Although photography has almost completely displaced illustration as the visual art of print journalism, some newspapers still use drawings regularly. The New York Times is particularly inventive in that regard (as well as with graphic art, but that’s another topic). The Sunday Times featured a terrific drawing that dominated the space above the fold for Frank Rich’s weekly essay on political culture.

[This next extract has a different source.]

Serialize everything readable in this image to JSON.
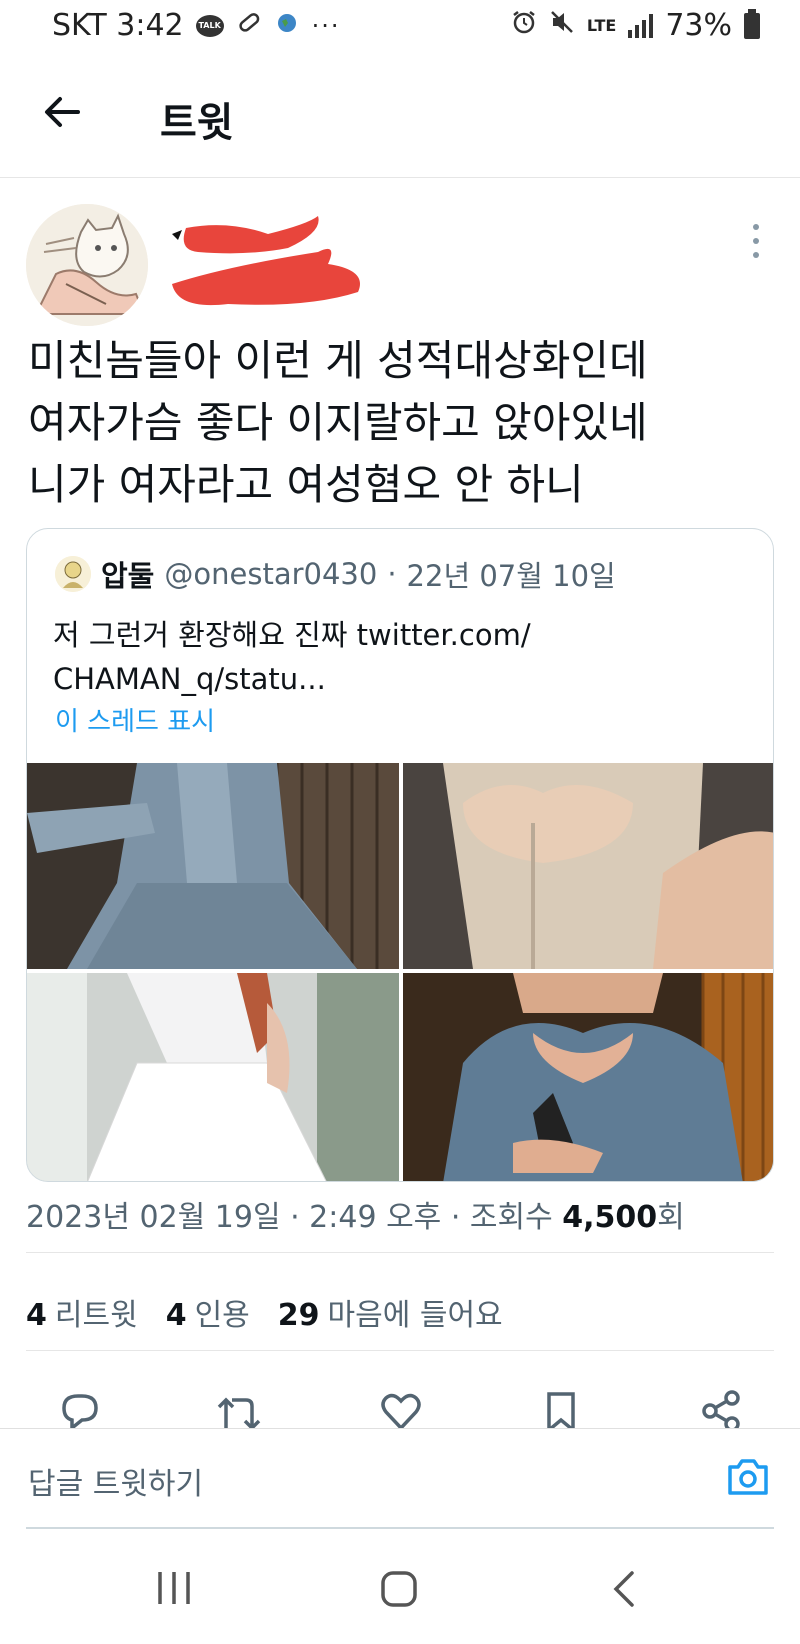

Rich was remarking on “the G.O.P.’s overdue summer of love,” whereby the Party was caught between the David Vitter prostitution scandal and having a twice-divorced adulterer as the front runner for the presidential nomination. Gloating aside, Rich’s main point is that the electorate may be moving beyond Family Values prudery. The illustrator got that idea big time. The drawing fuses two iconic images: Marilyn Monroe’s publicity shot for The Seven Year Itch, and the Statue of Liberty. If the image seems incongruous or naughty, that shouldn’t be surprising. Whether you see Lady Liberty enjoying the not rush of air up her thighs, or Marilyn donning a the civic crown as part of her erotic playfulness, these are not attitudes that are likely to be taught to home schoolers. (Pedantic aside: “prurient,” meaning lascivious or lustful, is derived from the Latin word for itch.) That transgressiveness is reinforced by the formal hybridity of the image: the icons in question began as photograph and a statue (neither of which is an illustration); they became icons of celebrity culture and civic culture; they reflect 19th century civic republican art and 20th century image making.
The drawing may be go farther than Rich would like. He is suggesting that the electorate is coming to its senses, not in the sense of having its own summer of love, but rather in becoming prudent rather than moralistic about the relationship between private life and public policy. The drawing, however, suggests that when the private passions and civic ideals go public together, the result is much more a matter of desire than restraint. Or perhaps I’m being moralistic. In any case, this is a great example of how illustrators still can play an provocative role in the visual public sphere.
Illustration by Barry Blitt for the New York Times, The Week in Review, July 22, 2007. (NB: Blitt already has a place in the history of iconic images, as he created the New Yorker cover that depicted two male sailors kissing in the manner of the iconic photograph of a sailor and a nurse clenched in Times Square on VJ Day. You can see the cover here (scroll down). If you have a copy of No Caption Needed, it’s on page 79.)